Tally the lines below that contain the word "views", and give only that number.

◆ Material for the task
⁂

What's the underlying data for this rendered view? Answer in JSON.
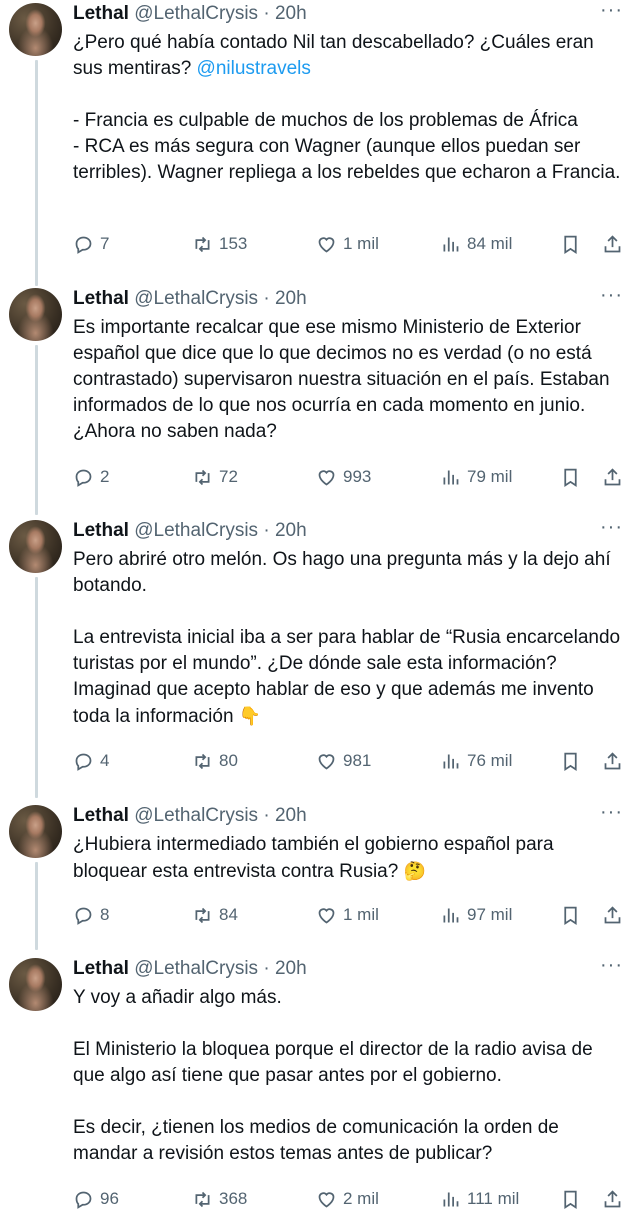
{
  "tweets": [
    {
      "name": "Lethal",
      "handle": "@LethalCrysis",
      "time": "· 20h",
      "lines": [
        {
          "text": "¿Pero qué había contado Nil tan descabellado? ¿Cuáles eran sus mentiras? ",
          "mention": "@nilustravels"
        },
        {
          "text": "- Francia es culpable de muchos de los problemas de África\n- RCA es más segura con Wagner (aunque ellos puedan ser terribles). Wagner repliega a los rebeldes que echaron a Francia."
        }
      ],
      "replies": "7",
      "retweets": "153",
      "likes": "1 mil",
      "views": "84 mil"
    },
    {
      "name": "Lethal",
      "handle": "@LethalCrysis",
      "time": "· 20h",
      "lines": [
        {
          "text": "Es importante recalcar que ese mismo Ministerio de Exterior español que dice que lo que decimos no es verdad (o no está contrastado) supervisaron nuestra situación en el país. Estaban informados de lo que nos ocurría en cada momento en junio. ¿Ahora no saben nada?"
        }
      ],
      "replies": "2",
      "retweets": "72",
      "likes": "993",
      "views": "79 mil"
    },
    {
      "name": "Lethal",
      "handle": "@LethalCrysis",
      "time": "· 20h",
      "lines": [
        {
          "text": "Pero abriré otro melón. Os hago una pregunta más y la dejo ahí botando."
        },
        {
          "text": "La entrevista inicial iba a ser para hablar de “Rusia encarcelando turistas por el mundo”. ¿De dónde sale esta información? Imaginad que acepto hablar de eso y que además me invento toda la información ",
          "emoji": "👇"
        }
      ],
      "replies": "4",
      "retweets": "80",
      "likes": "981",
      "views": "76 mil"
    },
    {
      "name": "Lethal",
      "handle": "@LethalCrysis",
      "time": "· 20h",
      "lines": [
        {
          "text": "¿Hubiera intermediado también el gobierno español para bloquear esta entrevista contra Rusia? ",
          "emoji": "🤔"
        }
      ],
      "replies": "8",
      "retweets": "84",
      "likes": "1 mil",
      "views": "97 mil"
    },
    {
      "name": "Lethal",
      "handle": "@LethalCrysis",
      "time": "· 20h",
      "lines": [
        {
          "text": "Y voy a añadir algo más."
        },
        {
          "text": "El Ministerio la bloquea porque el director de la radio avisa de que algo así tiene que pasar antes por el gobierno."
        },
        {
          "text": "Es decir, ¿tienen los medios de comunicación la orden de mandar a revisión estos temas antes de publicar?"
        }
      ],
      "replies": "96",
      "retweets": "368",
      "likes": "2 mil",
      "views": "111 mil"
    }
  ],
  "icons": {
    "reply": "reply-icon",
    "retweet": "retweet-icon",
    "like": "heart-icon",
    "views": "views-icon",
    "bookmark": "bookmark-icon",
    "share": "share-icon",
    "more": "more-icon"
  },
  "colors": {
    "text": "#0f1419",
    "muted": "#536471",
    "link": "#1d9bf0",
    "thread": "#cfd9de"
  }
}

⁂

◆ Final answer
6